I’ve seen several articles lately about the costs associated with providing security for senior executives or CEOs like Mark Zuckerberg. While the millions of dollars quoted seem quite large, when you look at them closely it doesn’t seem like a large price to pay to protect a corporation’s most valuable asset. When CEOs or other high profile executives are tied closely to a product or company, anything that happens to that individual can greatly affect the financial situation of the corporation. Incidents meant to embarrass the individual or draw attention to ongoing legal or labor actions can affect stock valuations and investor confidence. Disgruntled former employees or irrational customers can focus on senior executives as the cause for their problems.
For these reasons and many others, headlines like “Millions spent on CEO Security”, is a logical response to an actual risk. Corporations don’t spend money on CEO security because it is a ‘perk’ or as a way to raise his/her profile. Security professionals conduct a comprehensive PSA (Personal Security Assessment) and develop an overall mitigation/security plan. The assessment is comprehensive and looks at every aspect of an executive’s life, both business and personal. After completion, the results are discussed with the executive and a plan of action is developed. The involvement and agreement by the executive and their family is a must for a security/protection program to be effective.
Company funds invested in senior executive security programs is an investment, as critical as any other capital investment made by a corporation. Corporations named after their founders will always be identified with that individual and their families. Protecting them is protecting the brand, its reputation, and its bottom line.
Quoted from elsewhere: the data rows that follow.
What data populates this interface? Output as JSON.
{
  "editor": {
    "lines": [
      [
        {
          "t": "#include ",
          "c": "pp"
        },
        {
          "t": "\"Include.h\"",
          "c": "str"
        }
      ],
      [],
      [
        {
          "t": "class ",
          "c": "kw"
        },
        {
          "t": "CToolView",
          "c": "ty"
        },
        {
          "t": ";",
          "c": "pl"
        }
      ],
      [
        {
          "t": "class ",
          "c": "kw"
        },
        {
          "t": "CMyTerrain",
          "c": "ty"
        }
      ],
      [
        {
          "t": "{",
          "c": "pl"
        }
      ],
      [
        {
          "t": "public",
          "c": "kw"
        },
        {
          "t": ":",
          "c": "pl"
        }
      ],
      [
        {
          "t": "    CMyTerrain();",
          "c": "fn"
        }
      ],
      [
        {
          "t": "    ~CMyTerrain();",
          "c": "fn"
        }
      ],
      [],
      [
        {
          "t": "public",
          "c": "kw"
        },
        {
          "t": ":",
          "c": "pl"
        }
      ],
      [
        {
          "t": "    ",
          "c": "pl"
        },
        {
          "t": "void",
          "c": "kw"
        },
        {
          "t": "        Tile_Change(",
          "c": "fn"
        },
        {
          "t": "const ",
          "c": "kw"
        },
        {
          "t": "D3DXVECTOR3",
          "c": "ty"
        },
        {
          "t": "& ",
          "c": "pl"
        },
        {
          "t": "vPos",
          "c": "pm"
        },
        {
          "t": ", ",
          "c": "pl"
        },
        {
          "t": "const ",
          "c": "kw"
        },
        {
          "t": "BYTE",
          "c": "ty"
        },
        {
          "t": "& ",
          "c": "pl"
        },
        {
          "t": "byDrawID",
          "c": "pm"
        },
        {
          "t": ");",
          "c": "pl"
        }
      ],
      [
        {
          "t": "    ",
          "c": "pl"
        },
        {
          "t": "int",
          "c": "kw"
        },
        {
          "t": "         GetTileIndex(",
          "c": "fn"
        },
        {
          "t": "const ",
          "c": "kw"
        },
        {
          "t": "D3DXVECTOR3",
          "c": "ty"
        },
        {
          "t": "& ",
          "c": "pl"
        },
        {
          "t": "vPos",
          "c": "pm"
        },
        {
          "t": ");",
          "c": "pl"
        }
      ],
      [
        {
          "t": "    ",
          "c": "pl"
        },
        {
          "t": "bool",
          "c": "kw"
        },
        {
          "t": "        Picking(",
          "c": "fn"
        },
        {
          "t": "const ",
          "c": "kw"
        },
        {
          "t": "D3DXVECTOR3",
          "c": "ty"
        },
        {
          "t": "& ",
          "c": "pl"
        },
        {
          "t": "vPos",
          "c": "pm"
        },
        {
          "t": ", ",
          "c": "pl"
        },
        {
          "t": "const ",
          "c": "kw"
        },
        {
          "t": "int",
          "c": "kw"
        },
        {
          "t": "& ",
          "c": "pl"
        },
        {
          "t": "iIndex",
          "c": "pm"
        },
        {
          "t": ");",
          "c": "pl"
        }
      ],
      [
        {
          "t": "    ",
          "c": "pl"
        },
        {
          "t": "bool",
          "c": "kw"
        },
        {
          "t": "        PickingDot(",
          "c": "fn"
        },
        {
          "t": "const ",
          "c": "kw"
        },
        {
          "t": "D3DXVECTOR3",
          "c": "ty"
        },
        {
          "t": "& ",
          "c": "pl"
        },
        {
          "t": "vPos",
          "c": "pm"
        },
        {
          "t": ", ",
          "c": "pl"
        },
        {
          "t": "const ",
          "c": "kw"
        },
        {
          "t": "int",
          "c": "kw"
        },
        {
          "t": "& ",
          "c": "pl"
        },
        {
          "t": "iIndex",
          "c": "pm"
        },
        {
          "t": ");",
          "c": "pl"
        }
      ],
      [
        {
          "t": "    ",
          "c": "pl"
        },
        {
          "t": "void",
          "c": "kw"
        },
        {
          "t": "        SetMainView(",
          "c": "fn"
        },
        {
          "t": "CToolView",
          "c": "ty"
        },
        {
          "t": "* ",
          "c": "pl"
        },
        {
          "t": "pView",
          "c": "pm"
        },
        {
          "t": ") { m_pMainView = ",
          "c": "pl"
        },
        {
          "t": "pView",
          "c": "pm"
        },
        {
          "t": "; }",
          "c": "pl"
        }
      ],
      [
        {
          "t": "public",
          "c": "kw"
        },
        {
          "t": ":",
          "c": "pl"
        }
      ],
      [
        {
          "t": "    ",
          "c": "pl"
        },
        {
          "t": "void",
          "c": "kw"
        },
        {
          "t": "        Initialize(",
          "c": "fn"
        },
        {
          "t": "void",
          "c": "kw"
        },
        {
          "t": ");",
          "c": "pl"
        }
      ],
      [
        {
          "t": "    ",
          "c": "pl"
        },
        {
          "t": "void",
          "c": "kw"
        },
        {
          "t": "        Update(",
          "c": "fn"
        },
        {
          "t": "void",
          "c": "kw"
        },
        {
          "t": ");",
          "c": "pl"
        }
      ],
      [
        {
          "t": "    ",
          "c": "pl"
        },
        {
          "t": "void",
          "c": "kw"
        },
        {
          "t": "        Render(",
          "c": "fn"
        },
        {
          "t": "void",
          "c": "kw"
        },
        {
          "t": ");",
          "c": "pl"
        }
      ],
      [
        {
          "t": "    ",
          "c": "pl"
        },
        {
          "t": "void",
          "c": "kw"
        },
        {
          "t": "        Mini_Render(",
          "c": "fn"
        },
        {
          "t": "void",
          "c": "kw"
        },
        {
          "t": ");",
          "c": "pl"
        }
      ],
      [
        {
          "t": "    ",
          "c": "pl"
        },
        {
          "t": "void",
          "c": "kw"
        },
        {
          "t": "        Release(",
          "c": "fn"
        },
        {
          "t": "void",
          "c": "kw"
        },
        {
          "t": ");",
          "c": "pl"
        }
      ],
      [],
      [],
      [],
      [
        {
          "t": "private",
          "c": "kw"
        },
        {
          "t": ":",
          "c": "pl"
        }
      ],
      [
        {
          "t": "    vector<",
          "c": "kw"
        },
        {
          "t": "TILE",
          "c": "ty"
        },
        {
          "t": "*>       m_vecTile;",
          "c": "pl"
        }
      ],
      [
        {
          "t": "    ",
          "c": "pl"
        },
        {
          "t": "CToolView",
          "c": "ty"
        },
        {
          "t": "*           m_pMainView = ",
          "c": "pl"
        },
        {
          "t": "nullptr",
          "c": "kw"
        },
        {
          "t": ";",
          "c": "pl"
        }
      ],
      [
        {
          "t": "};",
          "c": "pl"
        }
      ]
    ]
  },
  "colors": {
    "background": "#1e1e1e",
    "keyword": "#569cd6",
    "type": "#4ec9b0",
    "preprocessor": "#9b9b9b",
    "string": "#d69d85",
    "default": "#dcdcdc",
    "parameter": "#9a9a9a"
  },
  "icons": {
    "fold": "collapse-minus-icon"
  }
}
A robust executive security/protection program makes good business sense. Although the amounts spent on the programs may seem large at first glance, when viewed as an investment in a corporation’s success, it seems like a logical course of action.